Instructions to follow:
In the records that follow, show each line where the word "point" is present.

Excerpted records:
Content starts
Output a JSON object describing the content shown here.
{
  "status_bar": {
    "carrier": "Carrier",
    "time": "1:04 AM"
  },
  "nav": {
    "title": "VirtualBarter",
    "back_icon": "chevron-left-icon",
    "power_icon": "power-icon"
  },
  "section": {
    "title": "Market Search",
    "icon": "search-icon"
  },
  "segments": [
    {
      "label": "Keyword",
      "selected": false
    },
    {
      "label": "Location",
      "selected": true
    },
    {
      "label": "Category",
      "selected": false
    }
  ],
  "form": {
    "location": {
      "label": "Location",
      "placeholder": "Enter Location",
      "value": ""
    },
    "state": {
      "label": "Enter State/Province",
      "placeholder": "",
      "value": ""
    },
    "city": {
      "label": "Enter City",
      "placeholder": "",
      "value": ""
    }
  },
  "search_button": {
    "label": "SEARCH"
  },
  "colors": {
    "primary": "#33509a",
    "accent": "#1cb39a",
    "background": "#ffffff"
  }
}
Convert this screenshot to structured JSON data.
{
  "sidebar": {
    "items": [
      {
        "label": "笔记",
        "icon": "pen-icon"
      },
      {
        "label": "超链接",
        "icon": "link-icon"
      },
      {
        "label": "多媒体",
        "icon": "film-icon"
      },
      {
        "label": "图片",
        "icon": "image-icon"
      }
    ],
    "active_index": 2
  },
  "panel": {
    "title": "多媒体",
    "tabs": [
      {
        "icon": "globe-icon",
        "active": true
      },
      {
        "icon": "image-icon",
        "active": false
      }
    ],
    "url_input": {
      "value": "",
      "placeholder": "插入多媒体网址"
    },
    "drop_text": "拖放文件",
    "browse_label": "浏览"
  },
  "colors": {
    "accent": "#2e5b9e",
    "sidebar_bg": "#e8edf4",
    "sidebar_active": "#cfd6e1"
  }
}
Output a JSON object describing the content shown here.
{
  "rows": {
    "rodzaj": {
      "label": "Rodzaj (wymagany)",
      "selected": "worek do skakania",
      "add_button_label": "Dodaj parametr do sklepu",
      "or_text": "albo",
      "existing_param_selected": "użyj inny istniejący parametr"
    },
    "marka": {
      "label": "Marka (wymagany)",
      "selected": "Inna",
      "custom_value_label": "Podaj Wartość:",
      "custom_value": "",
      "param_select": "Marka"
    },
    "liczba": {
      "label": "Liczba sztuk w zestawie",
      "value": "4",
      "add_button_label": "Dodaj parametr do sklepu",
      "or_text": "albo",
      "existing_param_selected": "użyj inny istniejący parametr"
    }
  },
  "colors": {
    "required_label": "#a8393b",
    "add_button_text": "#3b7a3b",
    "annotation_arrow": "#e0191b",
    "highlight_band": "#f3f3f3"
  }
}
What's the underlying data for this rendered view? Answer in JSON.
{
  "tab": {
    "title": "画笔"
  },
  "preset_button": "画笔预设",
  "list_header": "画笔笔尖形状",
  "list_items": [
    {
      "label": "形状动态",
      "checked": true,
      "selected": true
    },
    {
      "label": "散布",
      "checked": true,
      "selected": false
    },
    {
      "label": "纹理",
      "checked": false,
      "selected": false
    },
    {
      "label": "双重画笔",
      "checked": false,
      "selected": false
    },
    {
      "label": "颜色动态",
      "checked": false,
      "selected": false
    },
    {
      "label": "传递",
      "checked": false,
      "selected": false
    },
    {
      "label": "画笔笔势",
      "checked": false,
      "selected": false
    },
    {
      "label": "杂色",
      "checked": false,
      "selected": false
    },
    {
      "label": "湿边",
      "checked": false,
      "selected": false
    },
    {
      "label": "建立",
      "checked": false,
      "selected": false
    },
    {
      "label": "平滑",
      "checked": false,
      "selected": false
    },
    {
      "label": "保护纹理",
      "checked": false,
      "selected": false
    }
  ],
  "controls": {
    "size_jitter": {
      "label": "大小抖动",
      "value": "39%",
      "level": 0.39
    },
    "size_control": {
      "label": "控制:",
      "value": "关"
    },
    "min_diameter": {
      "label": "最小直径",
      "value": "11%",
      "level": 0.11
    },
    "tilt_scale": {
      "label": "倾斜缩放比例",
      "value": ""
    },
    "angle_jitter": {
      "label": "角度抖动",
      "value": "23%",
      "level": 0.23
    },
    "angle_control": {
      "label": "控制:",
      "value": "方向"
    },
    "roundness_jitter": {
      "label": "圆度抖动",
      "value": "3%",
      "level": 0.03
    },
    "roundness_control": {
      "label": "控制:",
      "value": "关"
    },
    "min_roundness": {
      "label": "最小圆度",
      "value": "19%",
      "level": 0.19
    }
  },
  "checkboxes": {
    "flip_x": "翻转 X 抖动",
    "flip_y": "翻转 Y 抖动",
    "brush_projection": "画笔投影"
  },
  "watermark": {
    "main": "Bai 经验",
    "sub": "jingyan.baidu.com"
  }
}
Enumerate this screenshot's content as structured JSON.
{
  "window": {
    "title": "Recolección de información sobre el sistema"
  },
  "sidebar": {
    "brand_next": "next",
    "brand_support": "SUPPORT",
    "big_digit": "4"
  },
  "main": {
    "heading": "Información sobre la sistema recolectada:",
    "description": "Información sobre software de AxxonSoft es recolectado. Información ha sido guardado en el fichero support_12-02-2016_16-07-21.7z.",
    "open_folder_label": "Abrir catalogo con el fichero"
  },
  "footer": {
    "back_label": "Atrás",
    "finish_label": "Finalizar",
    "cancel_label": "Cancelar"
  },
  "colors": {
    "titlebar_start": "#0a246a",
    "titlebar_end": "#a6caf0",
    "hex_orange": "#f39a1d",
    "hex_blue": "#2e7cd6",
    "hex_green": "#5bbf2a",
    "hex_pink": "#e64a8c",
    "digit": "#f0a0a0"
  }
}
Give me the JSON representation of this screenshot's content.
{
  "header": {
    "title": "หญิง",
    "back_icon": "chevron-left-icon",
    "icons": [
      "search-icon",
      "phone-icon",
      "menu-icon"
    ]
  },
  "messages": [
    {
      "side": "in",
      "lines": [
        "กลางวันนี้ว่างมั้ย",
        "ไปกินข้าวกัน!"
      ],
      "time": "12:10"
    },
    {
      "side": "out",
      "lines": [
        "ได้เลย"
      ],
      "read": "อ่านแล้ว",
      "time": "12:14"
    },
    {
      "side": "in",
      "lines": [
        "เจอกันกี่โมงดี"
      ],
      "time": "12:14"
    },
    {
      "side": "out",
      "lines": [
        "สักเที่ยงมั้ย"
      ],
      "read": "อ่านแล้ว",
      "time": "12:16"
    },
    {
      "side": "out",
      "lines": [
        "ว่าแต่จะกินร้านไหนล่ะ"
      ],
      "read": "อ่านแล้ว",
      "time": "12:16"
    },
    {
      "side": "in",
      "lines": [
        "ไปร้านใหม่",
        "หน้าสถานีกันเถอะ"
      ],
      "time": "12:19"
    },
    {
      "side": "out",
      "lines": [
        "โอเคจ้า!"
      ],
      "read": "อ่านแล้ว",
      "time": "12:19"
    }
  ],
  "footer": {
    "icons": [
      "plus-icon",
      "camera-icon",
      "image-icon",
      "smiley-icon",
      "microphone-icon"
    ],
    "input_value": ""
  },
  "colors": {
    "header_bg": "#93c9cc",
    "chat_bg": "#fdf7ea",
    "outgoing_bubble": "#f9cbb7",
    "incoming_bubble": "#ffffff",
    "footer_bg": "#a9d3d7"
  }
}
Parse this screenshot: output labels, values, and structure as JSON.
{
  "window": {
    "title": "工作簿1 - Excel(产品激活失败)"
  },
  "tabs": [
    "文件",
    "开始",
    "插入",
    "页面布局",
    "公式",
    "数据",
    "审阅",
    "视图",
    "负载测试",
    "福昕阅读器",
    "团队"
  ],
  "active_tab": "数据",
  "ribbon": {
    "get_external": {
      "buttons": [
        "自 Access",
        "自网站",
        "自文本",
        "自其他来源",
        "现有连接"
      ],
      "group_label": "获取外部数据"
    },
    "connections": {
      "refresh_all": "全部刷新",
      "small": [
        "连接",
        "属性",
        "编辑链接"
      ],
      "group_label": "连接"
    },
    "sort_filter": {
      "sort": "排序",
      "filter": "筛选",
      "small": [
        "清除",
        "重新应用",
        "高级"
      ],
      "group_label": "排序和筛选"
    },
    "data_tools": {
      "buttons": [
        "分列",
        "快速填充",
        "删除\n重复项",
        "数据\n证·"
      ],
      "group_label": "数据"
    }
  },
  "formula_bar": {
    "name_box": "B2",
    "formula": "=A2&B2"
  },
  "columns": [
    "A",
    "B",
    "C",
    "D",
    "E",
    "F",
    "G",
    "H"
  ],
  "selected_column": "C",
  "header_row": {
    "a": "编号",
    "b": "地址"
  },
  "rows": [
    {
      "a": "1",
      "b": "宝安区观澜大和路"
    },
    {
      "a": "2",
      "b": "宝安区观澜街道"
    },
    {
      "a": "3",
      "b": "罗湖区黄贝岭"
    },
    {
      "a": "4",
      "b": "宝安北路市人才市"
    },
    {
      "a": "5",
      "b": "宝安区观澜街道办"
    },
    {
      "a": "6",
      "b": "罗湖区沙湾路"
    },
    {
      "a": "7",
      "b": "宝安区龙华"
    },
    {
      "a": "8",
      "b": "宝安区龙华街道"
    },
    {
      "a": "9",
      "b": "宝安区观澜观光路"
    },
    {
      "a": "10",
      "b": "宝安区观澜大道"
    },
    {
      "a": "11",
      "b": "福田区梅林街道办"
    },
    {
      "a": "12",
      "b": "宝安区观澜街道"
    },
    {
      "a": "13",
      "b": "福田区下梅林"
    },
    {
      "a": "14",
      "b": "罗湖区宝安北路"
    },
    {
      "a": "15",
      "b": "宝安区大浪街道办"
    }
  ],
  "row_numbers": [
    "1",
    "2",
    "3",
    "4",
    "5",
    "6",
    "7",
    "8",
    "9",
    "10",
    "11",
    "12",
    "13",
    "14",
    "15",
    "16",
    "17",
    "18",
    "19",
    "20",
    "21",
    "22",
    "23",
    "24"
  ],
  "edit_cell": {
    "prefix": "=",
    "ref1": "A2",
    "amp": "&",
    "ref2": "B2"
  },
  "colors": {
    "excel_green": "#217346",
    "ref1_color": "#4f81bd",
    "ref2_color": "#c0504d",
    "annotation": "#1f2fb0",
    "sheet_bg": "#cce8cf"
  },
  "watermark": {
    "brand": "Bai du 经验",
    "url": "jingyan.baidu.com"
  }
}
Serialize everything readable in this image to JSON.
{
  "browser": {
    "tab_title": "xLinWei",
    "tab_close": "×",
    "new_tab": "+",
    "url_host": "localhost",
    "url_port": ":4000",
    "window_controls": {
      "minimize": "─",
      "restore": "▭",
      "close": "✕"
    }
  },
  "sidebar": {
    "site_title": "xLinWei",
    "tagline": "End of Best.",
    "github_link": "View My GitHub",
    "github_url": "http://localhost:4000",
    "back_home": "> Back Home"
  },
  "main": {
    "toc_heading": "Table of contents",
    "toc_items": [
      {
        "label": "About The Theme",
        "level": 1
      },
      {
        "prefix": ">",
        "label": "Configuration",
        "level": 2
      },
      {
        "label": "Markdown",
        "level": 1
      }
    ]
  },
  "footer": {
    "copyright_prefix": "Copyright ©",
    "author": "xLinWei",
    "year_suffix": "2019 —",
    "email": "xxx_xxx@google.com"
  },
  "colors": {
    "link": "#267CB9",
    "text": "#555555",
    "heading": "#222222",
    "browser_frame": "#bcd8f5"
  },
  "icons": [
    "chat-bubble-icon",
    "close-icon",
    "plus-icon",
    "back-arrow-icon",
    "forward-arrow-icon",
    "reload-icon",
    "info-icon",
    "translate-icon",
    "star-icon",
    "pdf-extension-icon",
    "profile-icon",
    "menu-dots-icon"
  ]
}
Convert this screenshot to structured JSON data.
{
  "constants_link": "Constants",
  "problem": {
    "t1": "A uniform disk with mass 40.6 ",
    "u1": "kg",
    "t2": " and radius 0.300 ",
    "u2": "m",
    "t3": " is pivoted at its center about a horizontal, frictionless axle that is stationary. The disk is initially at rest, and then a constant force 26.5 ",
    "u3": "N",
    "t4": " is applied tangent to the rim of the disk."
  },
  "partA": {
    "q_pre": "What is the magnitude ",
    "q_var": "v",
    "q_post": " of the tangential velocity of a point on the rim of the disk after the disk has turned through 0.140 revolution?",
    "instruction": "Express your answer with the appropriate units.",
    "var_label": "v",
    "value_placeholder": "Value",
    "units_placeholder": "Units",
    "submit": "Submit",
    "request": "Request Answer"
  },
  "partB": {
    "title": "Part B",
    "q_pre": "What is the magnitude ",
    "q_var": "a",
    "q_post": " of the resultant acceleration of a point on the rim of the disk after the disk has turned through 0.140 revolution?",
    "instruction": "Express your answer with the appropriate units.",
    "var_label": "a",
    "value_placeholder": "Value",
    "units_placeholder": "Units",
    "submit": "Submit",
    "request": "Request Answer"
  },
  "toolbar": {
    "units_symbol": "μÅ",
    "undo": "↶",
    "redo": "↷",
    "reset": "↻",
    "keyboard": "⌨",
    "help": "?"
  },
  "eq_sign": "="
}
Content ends
Answer to this exercise:
    "q_post": " of the tangential velocity of a point on the rim of the disk after the disk has turned through 0.140 revolution?",
    "q_post": " of the resultant acceleration of a point on the rim of the disk after the disk has turned through 0.140 revolution?",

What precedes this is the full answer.